Franklin Graham, son of the famous evangelist, recently warned that the rise of Ebola signaled that we are living in the last days. Few people noticed. Christian filmmaker Paul Lalonde released an awful movie in October about the end of the world. Despite snagging Nicolas Cage for the lead role, Lalonde’s retooling of Tim LaHaye and Jerry Jenkins’s bestselling Left Behind books fell flat with audiences.
In theaters now, Nicholas Cage is taking us to the beginning of the end of time. A time when passengers vanish mid-flight, cars lose their drivers, and those who aren’t raptured face a violent world and a monumental choice: follow the Antichrist toward destruction or follow the righteous and be saved from the world. It’s the end of the world as we know it, and no one’s feeling fine.
Years ago, when the Left Behind series topped the bestseller lists, a friend and colleague of mine was on fire over the books.
An evangelical entertainment troupe has abandoned plans to send a controversial video game in care packages to U.S. troops in Iraq.
As a member of the Pentagon’s “America Supports You” program, Dallas-based Operation Straight Up planned to include copies of the apocalyptic video game “Left Behind: Eternal Forces” in care packages for the military.
Schmidt and Felch, both of whom teach literature at Calvin College, have produced anthologies of writings—including both prose and poetry—about each of the seasons of the year. Summer includes writers as disparate as Anne Lamott, Walt Whitman, N. Scott Momaday and Madeleine L’Engle.
At first glance, it might seem that The Da Vinci Code and the Left Behind series occupy opposite poles of the cultural spectrum. The former’s effort to reaffirm the “sacred feminine” with the claim that Mary Magdalene was Jesus’ wife is the sort of reworking of tradition that presumably appeals to far-out liberals.

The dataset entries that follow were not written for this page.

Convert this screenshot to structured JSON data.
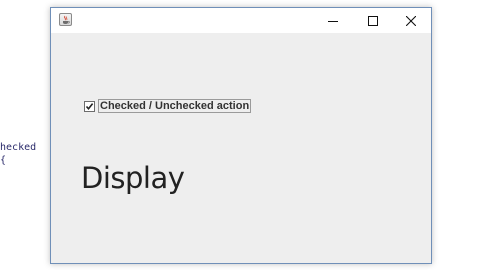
{
  "background_editor": {
    "lines": [
      "checked",
      "{"
    ]
  },
  "window": {
    "title": "",
    "icon": "java-coffee-icon",
    "controls": {
      "minimize_icon": "minimize-icon",
      "maximize_icon": "maximize-icon",
      "close_icon": "close-icon"
    }
  },
  "content": {
    "checkbox": {
      "label": "Checked / Unchecked action",
      "checked": true
    },
    "display_label": "Display"
  },
  "colors": {
    "window_border": "#6f8fb8",
    "content_bg": "#eeeeee",
    "titlebar_bg": "#ffffff"
  }
}
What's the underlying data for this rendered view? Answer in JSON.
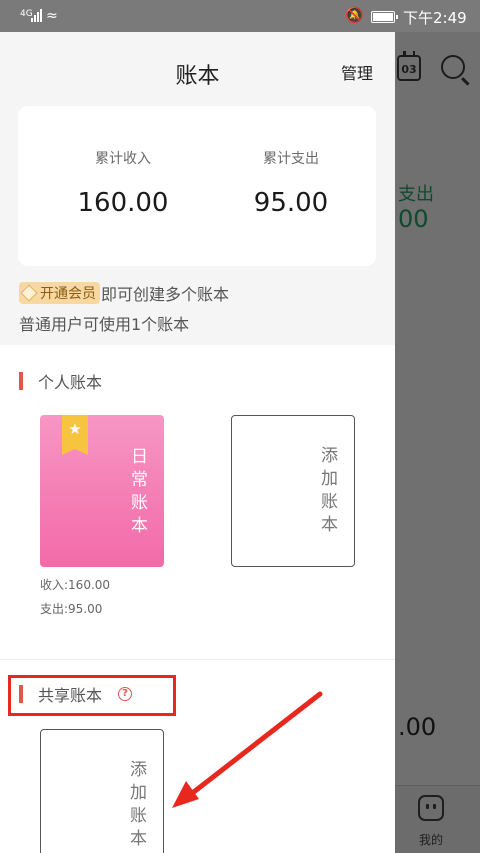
{
  "status_bar": {
    "network": "4G",
    "time": "下午2:49"
  },
  "background_screen": {
    "expense_label": "支出",
    "expense_value": "00",
    "bottom_value": ".00",
    "tab_mine_label": "我的",
    "calendar_day": "03"
  },
  "drawer": {
    "title": "账本",
    "manage_label": "管理",
    "summary": {
      "income_label": "累计收入",
      "income_value": "160.00",
      "expense_label": "累计支出",
      "expense_value": "95.00"
    },
    "vip_badge_label": "开通会员",
    "vip_text": "即可创建多个账本",
    "plain_user_text": "普通用户可使用1个账本",
    "personal_section": {
      "title": "个人账本",
      "book": {
        "name": "日常账本",
        "star": "★",
        "income": "收入:160.00",
        "expense": "支出:95.00"
      },
      "add_label": "添加账本"
    },
    "shared_section": {
      "title": "共享账本",
      "help": "?",
      "add_label": "添加账本"
    }
  },
  "annotation": {
    "highlight_color": "#e7281e"
  }
}
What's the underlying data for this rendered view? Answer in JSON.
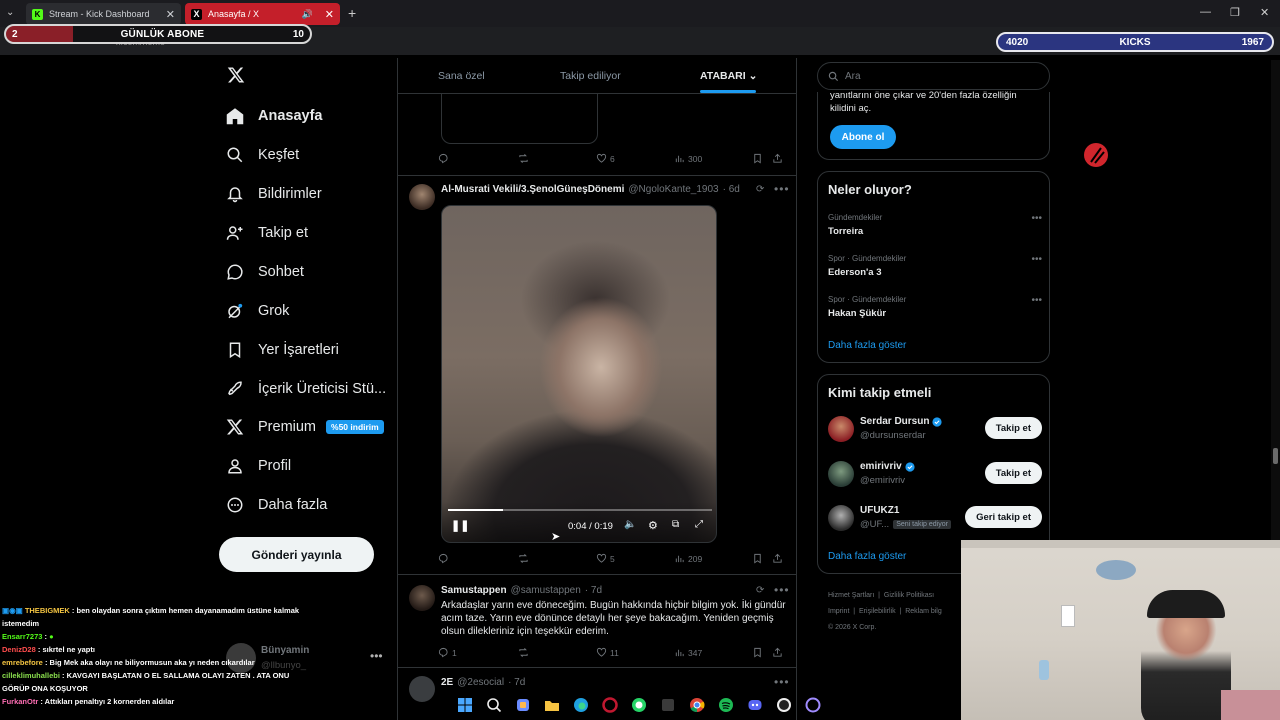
{
  "browser": {
    "tabs": [
      {
        "title": "Stream - Kick Dashboard"
      },
      {
        "title": "Anasayfa / X"
      }
    ],
    "address": "x.com/home"
  },
  "overlay": {
    "gunluk_left": "2",
    "gunluk_label": "GÜNLÜK ABONE",
    "gunluk_right": "10",
    "kicks_left": "4020",
    "kicks_label": "KICKS",
    "kicks_right": "1967"
  },
  "nav": {
    "items": [
      {
        "label": "Anasayfa",
        "icon": "home-icon"
      },
      {
        "label": "Keşfet",
        "icon": "search-icon"
      },
      {
        "label": "Bildirimler",
        "icon": "bell-icon"
      },
      {
        "label": "Takip et",
        "icon": "add-user-icon"
      },
      {
        "label": "Sohbet",
        "icon": "chat-bubble-icon"
      },
      {
        "label": "Grok",
        "icon": "grok-icon"
      },
      {
        "label": "Yer İşaretleri",
        "icon": "bookmark-icon"
      },
      {
        "label": "İçerik Üreticisi Stü...",
        "icon": "rocket-icon"
      },
      {
        "label": "Premium",
        "icon": "x-logo-icon"
      },
      {
        "label": "Profil",
        "icon": "person-icon"
      },
      {
        "label": "Daha fazla",
        "icon": "more-circle-icon"
      }
    ],
    "premium_badge": "%50 indirim",
    "post_button": "Gönderi yayınla",
    "user_name": "Bünyamin",
    "user_handle": "@llbunyo_"
  },
  "timeline": {
    "tabs": [
      "Sana özel",
      "Takip ediliyor",
      "ATABARI"
    ],
    "post0": {
      "likes": "6",
      "views": "300"
    },
    "post1": {
      "name": "Al-Musrati Vekili/3.ŞenolGüneşDönemi",
      "handle": "@NgoloKante_1903",
      "time": "· 6d",
      "video_time": "0:04 / 0:19",
      "video_progress": 0.21,
      "likes": "5",
      "views": "209"
    },
    "post2": {
      "name": "Samustappen",
      "handle": "@samustappen",
      "time": "· 7d",
      "text": "Arkadaşlar yarın eve döneceğim. Bugün hakkında hiçbir bilgim yok. İki gündür acım taze. Yarın eve dönünce detaylı her şeye bakacağım. Yeniden geçmiş olsun dilekleriniz için teşekkür ederim.",
      "replies": "1",
      "likes": "11",
      "views": "347"
    },
    "post3": {
      "name": "2E",
      "handle": "@2esocial",
      "time": "· 7d"
    }
  },
  "sidebar": {
    "search_placeholder": "Ara",
    "premium_text_1": "yanıtlarını öne çıkar ve 20'den fazla özelliğin",
    "premium_text_2": "kilidini aç.",
    "subscribe": "Abone ol",
    "trends_title": "Neler oluyor?",
    "trends": [
      {
        "category": "Gündemdekiler",
        "title": "Torreira"
      },
      {
        "category": "Spor · Gündemdekiler",
        "title": "Ederson'a 3"
      },
      {
        "category": "Spor · Gündemdekiler",
        "title": "Hakan Şükür"
      }
    ],
    "show_more": "Daha fazla göster",
    "wtf_title": "Kimi takip etmeli",
    "who_to_follow": [
      {
        "name": "Serdar Dursun",
        "handle": "@dursunserdar",
        "button": "Takip et"
      },
      {
        "name": "emirivriv",
        "handle": "@emirivriv",
        "button": "Takip et"
      },
      {
        "name": "UFUKZ1",
        "handle": "@UF...",
        "tag": "Seni takip ediyor",
        "button": "Geri takip et"
      }
    ],
    "wtf_show_more": "Daha fazla göster",
    "legal": {
      "l1a": "Hizmet Şartları",
      "l1b": "Gizlilik Politikası",
      "l2a": "Imprint",
      "l2b": "Erişilebilirlik",
      "l2c": "Reklam bilg",
      "l3": "© 2026 X Corp."
    }
  },
  "chat": [
    {
      "user": "THEBIGMEK",
      "color": "#f4c542",
      "msg": "ben olaydan sonra çıktım hemen dayanamadım üstüne kalmak istemedim"
    },
    {
      "user": "Ensarr7273",
      "color": "#53fc18",
      "msg": ""
    },
    {
      "user": "DenizD28",
      "color": "#ff4d4d",
      "msg": "sıkrtel ne yaptı"
    },
    {
      "user": "emrebefore",
      "color": "#f4c542",
      "msg": "Big Mek aka olayı ne biliyormusun aka yı neden cıkardılar"
    },
    {
      "user": "cilleklimuhallebi",
      "color": "#8be04e",
      "msg": "KAVGAYI BAŞLATAN O EL SALLAMA OLAYI ZATEN . ATA ONU GÖRÜP ONA KOŞUYOR"
    },
    {
      "user": "FurkanOtr",
      "color": "#ff6fb5",
      "msg": "Attıkları penaltıyı 2 kornerden aldılar"
    }
  ],
  "colors": {
    "accent": "#1d9bf0",
    "kick_green": "#53fc18"
  }
}
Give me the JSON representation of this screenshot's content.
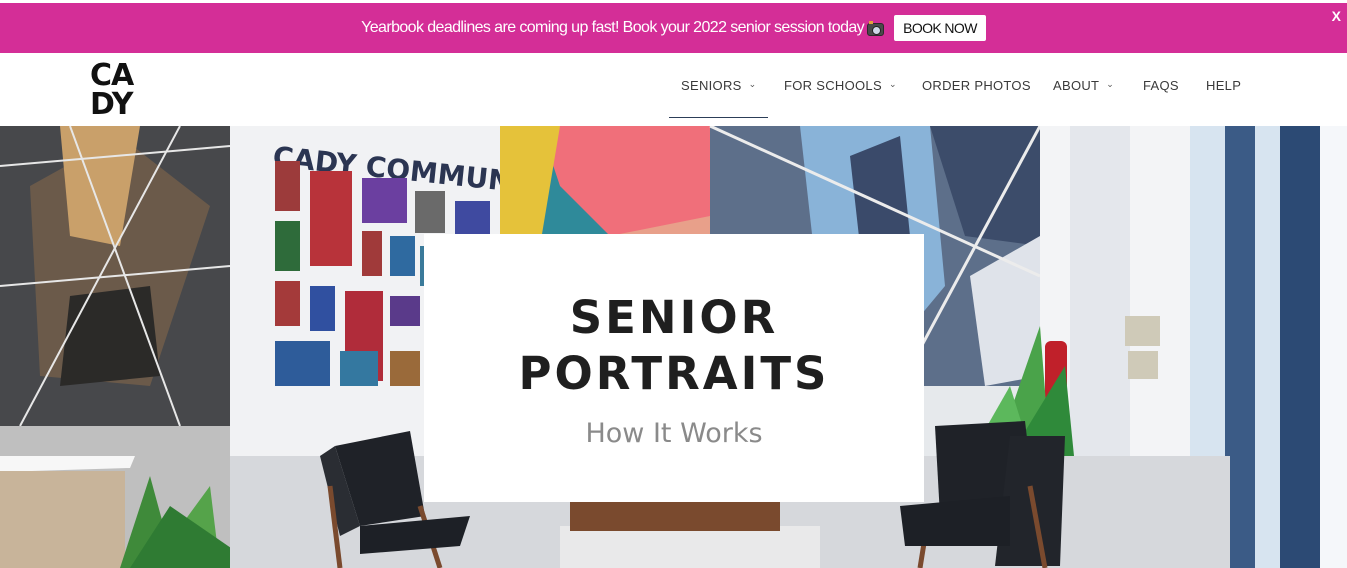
{
  "promo": {
    "text": "Yearbook deadlines are coming up fast! Book your 2022 senior session today",
    "icon": "camera-flash-icon",
    "button_label": "BOOK NOW",
    "close_label": "X",
    "background": "#d42e97"
  },
  "logo": {
    "line1": "CA",
    "line2": "DY"
  },
  "nav": {
    "items": [
      {
        "label": "SENIORS",
        "has_dropdown": true,
        "active": true
      },
      {
        "label": "FOR SCHOOLS",
        "has_dropdown": true
      },
      {
        "label": "ORDER PHOTOS",
        "has_dropdown": false
      },
      {
        "label": "ABOUT",
        "has_dropdown": true
      },
      {
        "label": "FAQS",
        "has_dropdown": false
      },
      {
        "label": "HELP",
        "has_dropdown": false
      }
    ],
    "chevron": "⌄"
  },
  "hero": {
    "wall_sign": "CADY COMMUNITY",
    "title_line1": "SENIOR",
    "title_line2": "PORTRAITS",
    "subtitle": "How It Works"
  }
}
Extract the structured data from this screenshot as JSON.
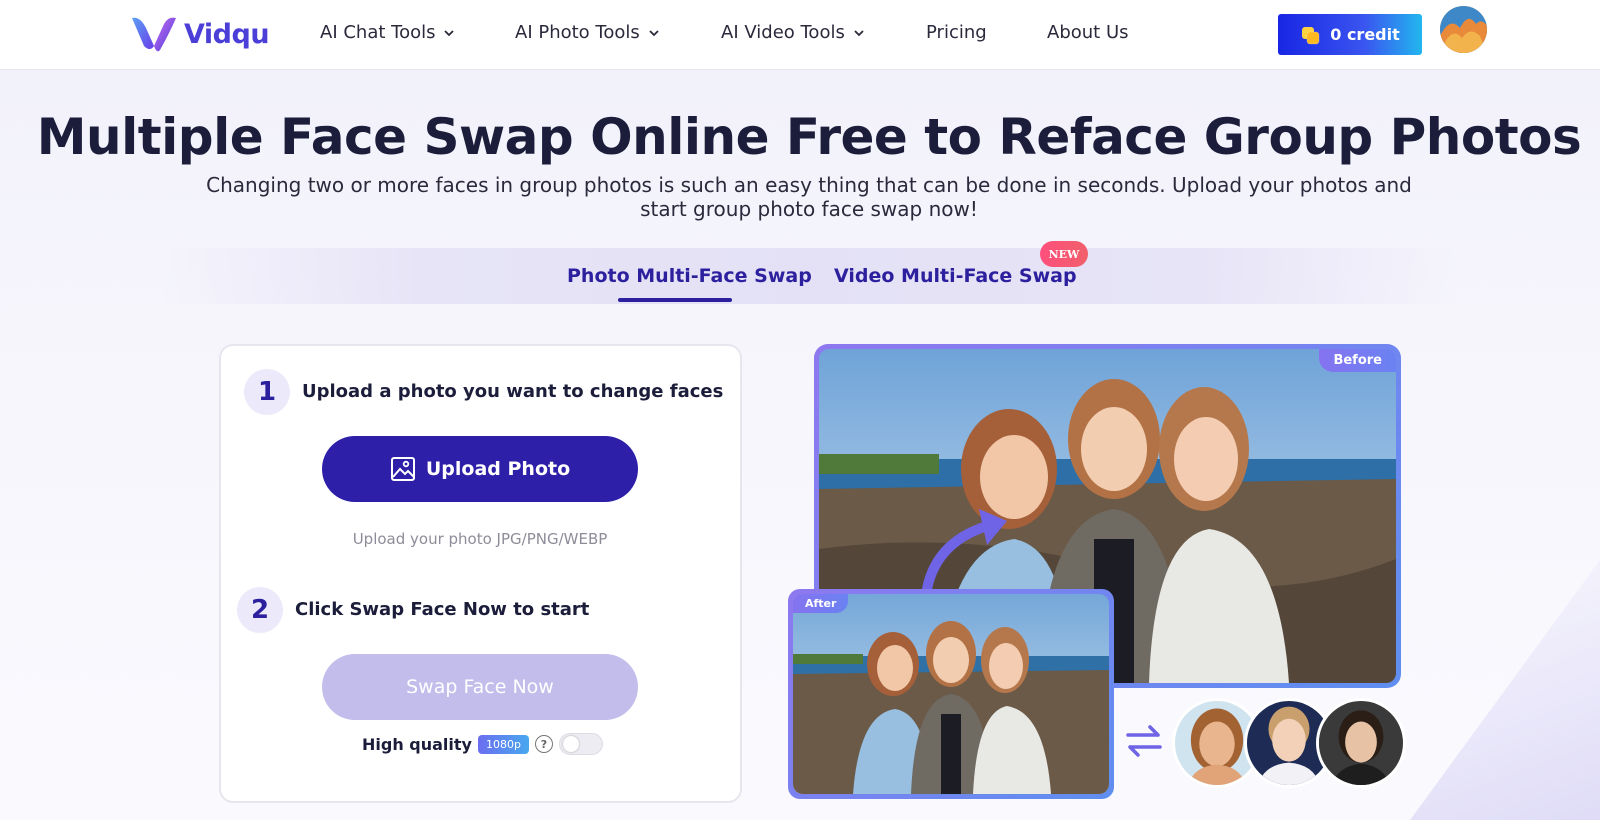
{
  "brand": {
    "name": "Vidqu",
    "accent": "#4b3fd8"
  },
  "nav": {
    "items": [
      {
        "label": "AI Chat Tools",
        "dropdown": true
      },
      {
        "label": "AI Photo Tools",
        "dropdown": true
      },
      {
        "label": "AI Video Tools",
        "dropdown": true
      },
      {
        "label": "Pricing",
        "dropdown": false
      },
      {
        "label": "About Us",
        "dropdown": false
      }
    ],
    "credit_label": "0 credit"
  },
  "hero": {
    "title": "Multiple Face Swap Online Free to Reface Group Photos",
    "subtitle": "Changing two or more faces in group photos is such an easy thing that can be done in seconds. Upload your photos and start group photo face swap now!"
  },
  "tabs": [
    {
      "label": "Photo Multi-Face Swap",
      "active": true
    },
    {
      "label": "Video Multi-Face Swap",
      "active": false,
      "badge": "NEW"
    }
  ],
  "steps": [
    {
      "number": "1",
      "text": "Upload a photo you want to change faces"
    },
    {
      "number": "2",
      "text": "Click Swap Face Now to start"
    }
  ],
  "upload": {
    "button_label": "Upload Photo",
    "hint": "Upload your photo JPG/PNG/WEBP"
  },
  "swap": {
    "button_label": "Swap Face Now",
    "enabled": false
  },
  "quality": {
    "label": "High quality",
    "badge": "1080p",
    "help_icon": "question-circle-icon",
    "toggle_on": false
  },
  "preview": {
    "before_label": "Before",
    "after_label": "After"
  },
  "colors": {
    "primary": "#2d1fa8",
    "primary_disabled": "#c3bdec",
    "heading": "#1b1d3a",
    "new_badge": "#ff4f7d"
  }
}
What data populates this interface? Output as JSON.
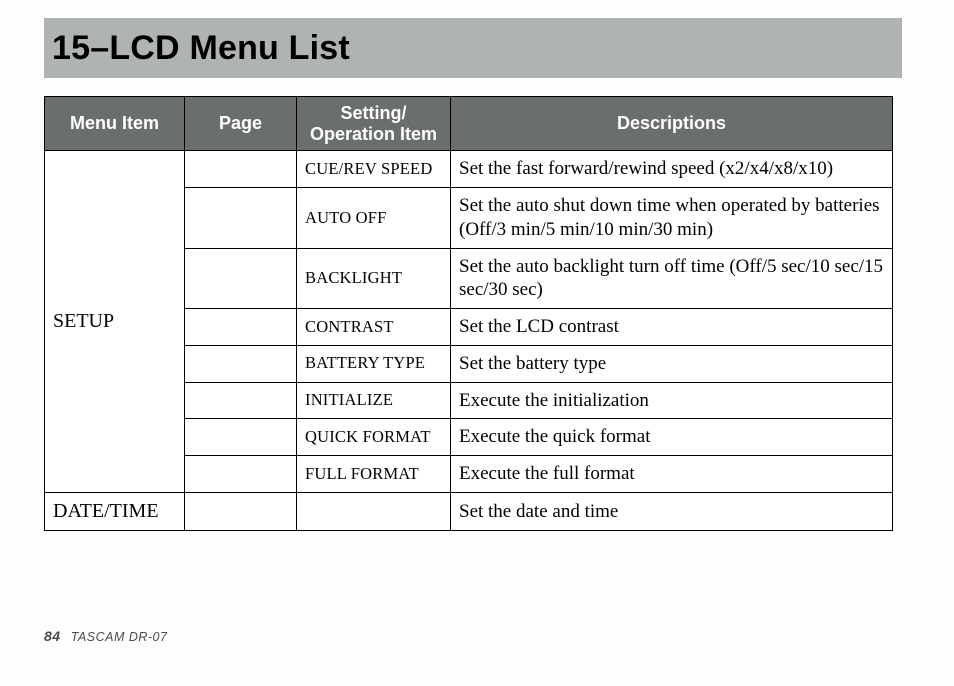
{
  "title": "15–LCD Menu List",
  "headers": {
    "menu_item": "Menu Item",
    "page": "Page",
    "setting_line1": "Setting/",
    "setting_line2": "Operation Item",
    "descriptions": "Descriptions"
  },
  "rows": [
    {
      "menu_item": "SETUP",
      "page": "",
      "setting": "CUE/REV SPEED",
      "description": "Set the fast forward/rewind speed (x2/x4/x8/x10)"
    },
    {
      "menu_item": "",
      "page": "",
      "setting": "AUTO OFF",
      "description": "Set the auto shut down time when operated by batteries (Off/3 min/5 min/10 min/30 min)"
    },
    {
      "menu_item": "",
      "page": "",
      "setting": "BACKLIGHT",
      "description": "Set the auto backlight turn off time (Off/5 sec/10 sec/15 sec/30 sec)"
    },
    {
      "menu_item": "",
      "page": "",
      "setting": "CONTRAST",
      "description": "Set the LCD contrast"
    },
    {
      "menu_item": "",
      "page": "",
      "setting": "BATTERY TYPE",
      "description": "Set the battery type"
    },
    {
      "menu_item": "",
      "page": "",
      "setting": "INITIALIZE",
      "description": "Execute the initialization"
    },
    {
      "menu_item": "",
      "page": "",
      "setting": "QUICK FORMAT",
      "description": "Execute the quick format"
    },
    {
      "menu_item": "",
      "page": "",
      "setting": "FULL FORMAT",
      "description": "Execute the full format"
    },
    {
      "menu_item": "DATE/TIME",
      "page": "",
      "setting": "",
      "description": "Set the date and time"
    }
  ],
  "footer": {
    "page_number": "84",
    "model": "TASCAM  DR-07"
  }
}
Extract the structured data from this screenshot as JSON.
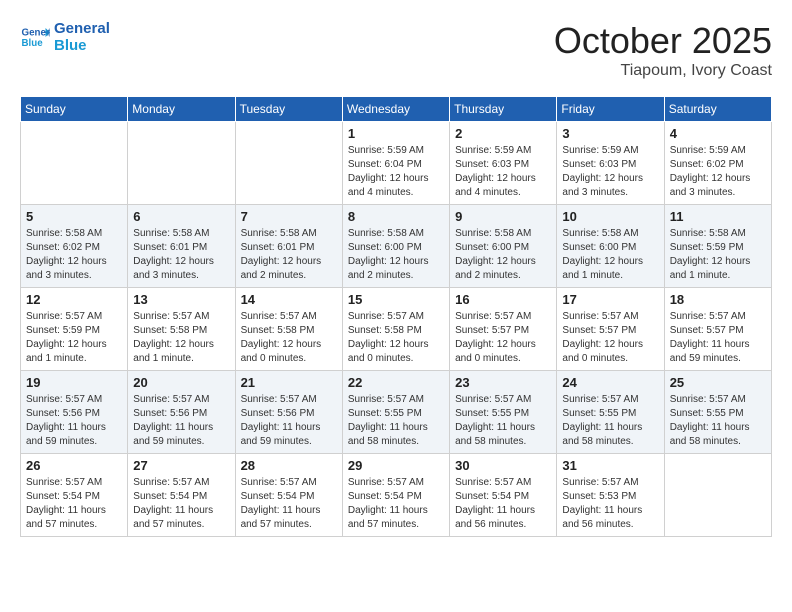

The hugely popular “Left Behind” series of novels continues to frustrate mainstream pastors and biblical scholars who object to an “end-times” theology they consider just as fictional as the books’ genre. The readers are real, however. The tenth and most recent volume in the series, The Remnant, picked up 2.4 million orders in the two months before its July release.